“When I first talked to him about the job—and I call him on all kinds of situations, I mean he did it for 32 years and my mom taught for 28, I ask them for advice all the time—he basically told me ‘It’s a good place. I had a lot of good years there, but if you want to go that’s your decision. I’ll support anything you want to do.’ So, he really didn’t say too much about it. He just basically wanted me to make my own decision and live with it from there.”
Being the son of a coach meant Rutledge was held to a higher standard.
“I’m not going to lie to you, it was tough,” he said. “He was harder on me than he probably was on everyone else just because that’s his kid, even in the classroom, walking the halls. I’m better for it, I’m thankful for it. You don’t realize that at the time, but you’ve got to set an example. You know, ‘You’re my son and this is how I want you to act and this is how you’re going to act,’ and if you don’t there are consequences.”
Before arriving at Lincoln, Rutledge spent eight years at Ragland as the defensive coordinator of the football team, seven years as the head coach of the girls basketball team and also served as the assistant coach to the softball team. During his time at Ragland, the softball team won three straight state championships, the football team made two semifinal appearances in the state playoffs, and the girls basketball team made two trips to the state Final Four, as well as winning their area all seven years Rutledge was coach. Rutledge doesn’t anticipate any significant changes in going from girls basketball to boys basketball.
“The speed of the game is quicker,” Rutledge said. “Other than that, there’s not much difference to it. It’s just the speed of the game. It’s still a round ball and you’ve got to put it in a round hoop. Other than that, I don’t think there’s going to be much transition to it. So, I’m not going to change much at all.”
Prior to his time at Ragland, Rutledge spent two years at Cherokee County coaching football and baseball and was an assistant girls basketball coach for a year. The upcoming season will mark his 11th year teaching and coaching.
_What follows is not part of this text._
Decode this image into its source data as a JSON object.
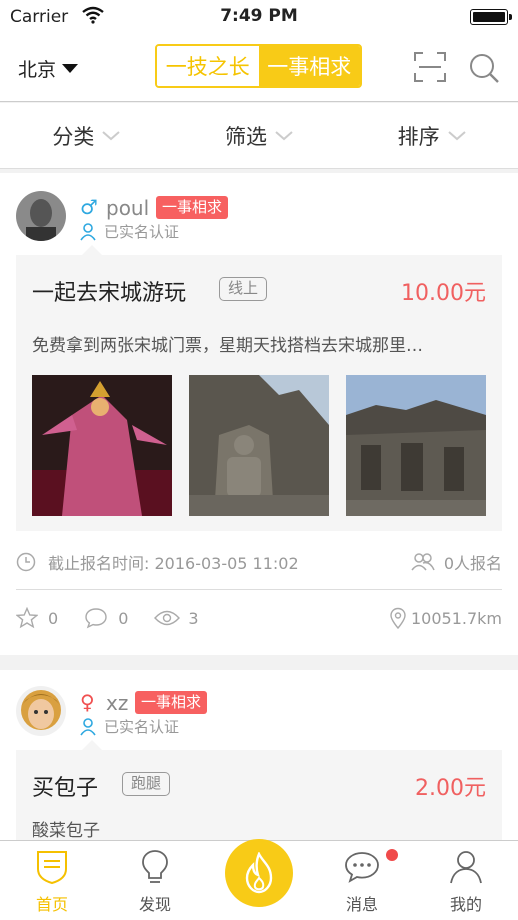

Rutledge doesn’t anticipate the jump from a 1A school to a 4A school being a significant challenge. Part of the reason Ragland made two trips to the state Final Four had to do with Rutledge scheduling the team against tougher competition.
“We played a lot of bigger schools and the reason I did that was to make us better because we were so young,” he said. “We would never see anybody like that in 1A. We played bigger schools. We weren’t just beating up on little 1A schools; we were beating up on some bigger schools. We were very, very competitive.”
In coming back to Lincoln, one of the most impressive aspects of the athletics program to Rutledge is the multimillion-dollar facilities.
“Just getting them to appreciate things is going to be a challenge because this is what they’re used to,” Rutledge said. “I came from a little 1A school and we didn’t have this stuff. We made do with what we had, which was not a lot. But we were very successful with the way we did things. We’ve been very successful and I’m going to expect the same thing here.”